According to The New York Times, Northam is “deeply sorry” for the decision to pose for the photo and for including it in his spread for the Eastern Virginia Medical School yearbook more than 30 years ago. The image surfaced online on conservative website Big League Politics amid what has already been a turbulent week for the governor, who has been accused by some Virginia Republicans of supporting infanticide following comments on late-term abortion.
In a statement addressing the photo, Northam asserted his commitment to continue in his role as Virginia’s governor, despite calls from some for his resignation.
“This behavior is not in keeping with who I am today and the values I have fought for throughout my career in the military, in medicine, and in public service,” Northam said in a statement released Friday evening. “But I want to be clear, I understand how this decision shakes Virginians’ faith in that commitment. I recognize that it will take time and serious effort to heal the damage this conduct has caused. I am ready to do that important work. The first step is to offer my sincerest apology and to state my absolute commitment to living up to the expectations Virginians set for me when they elected me to be their Governor.”

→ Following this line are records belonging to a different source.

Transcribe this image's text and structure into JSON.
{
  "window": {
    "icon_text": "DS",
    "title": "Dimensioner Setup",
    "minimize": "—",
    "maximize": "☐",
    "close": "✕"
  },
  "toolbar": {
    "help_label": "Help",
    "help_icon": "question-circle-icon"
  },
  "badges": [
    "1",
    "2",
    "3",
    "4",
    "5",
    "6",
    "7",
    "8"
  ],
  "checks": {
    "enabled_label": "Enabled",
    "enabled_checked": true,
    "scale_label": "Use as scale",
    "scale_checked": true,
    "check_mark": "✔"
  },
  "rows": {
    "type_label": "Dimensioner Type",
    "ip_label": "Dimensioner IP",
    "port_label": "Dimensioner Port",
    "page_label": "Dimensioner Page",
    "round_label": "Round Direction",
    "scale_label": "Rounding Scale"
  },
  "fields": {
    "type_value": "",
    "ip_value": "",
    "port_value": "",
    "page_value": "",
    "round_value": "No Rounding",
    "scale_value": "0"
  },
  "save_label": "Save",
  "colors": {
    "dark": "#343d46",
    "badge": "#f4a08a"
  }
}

Most University leaders have not yet publicly reacted to the governor’s latest controversy. As of Friday evening, neither the University Democrats at UVA or the College Republicans at UVA had released a statement on the photo. The College Republicans had previously condemned Northam earlier in the week for his “sickening comments on H.B. 2491, which would repeal restrictions on abortion in the third trimester, allowing a woman to terminate pregnancy during labor.” Northam, a pediatric neurologist, came under fire for his support of legislation that would permit abortions up to the point of delivery in cases where the mother’s life or health was at risk.
President Donald Trump told The Daily Caller that he found Northam’s views on abortion “terrible.”
“I’m surprised that [Northam] did that. I’ve met him a number of times,” the president said to reporters. “Do you remember when I said that Hillary Clinton was willing to rip the baby out of the womb? That’s what it is, that’s what they’re doing…This is going to lift up the whole pro-life movement like maybe it’s never been lifted up before. The pro-life movement is very much a 50-50, it’s a very 50-50 issue, actually it’s gained a point or two over the years.”
The controversy surrounding Northam only worsened with the release of his medical school yearbook page on Friday afternoon. Shortly afterwards, Director of the University Center for Politics Larry Sabato gave an interview with Charlottesville news outlet NBC-29, where he urged the governor to address the photo’s legitimacy “now…not tomorrow, not Monday, [but] this evening.”
Northam responded to the public outcry shortly after 6 p.m. “Earlier today, a website published a photograph of me from my 1984 medical school yearbook in a costume that is clearly racist and offensive,” he said. “I am deeply sorry for the decision I made to appear as I did in this photo and for the hurt that decision caused then and now.”
The governor was elected in November 2017 and celebrated a nine-point margin of victory against his Republican opponent, Ed Gillespie. Whether fallout from the past week’s debates surrounding Northam’s character will affect his future career, whether in Virginia politics or on the national stage, remains to be seen.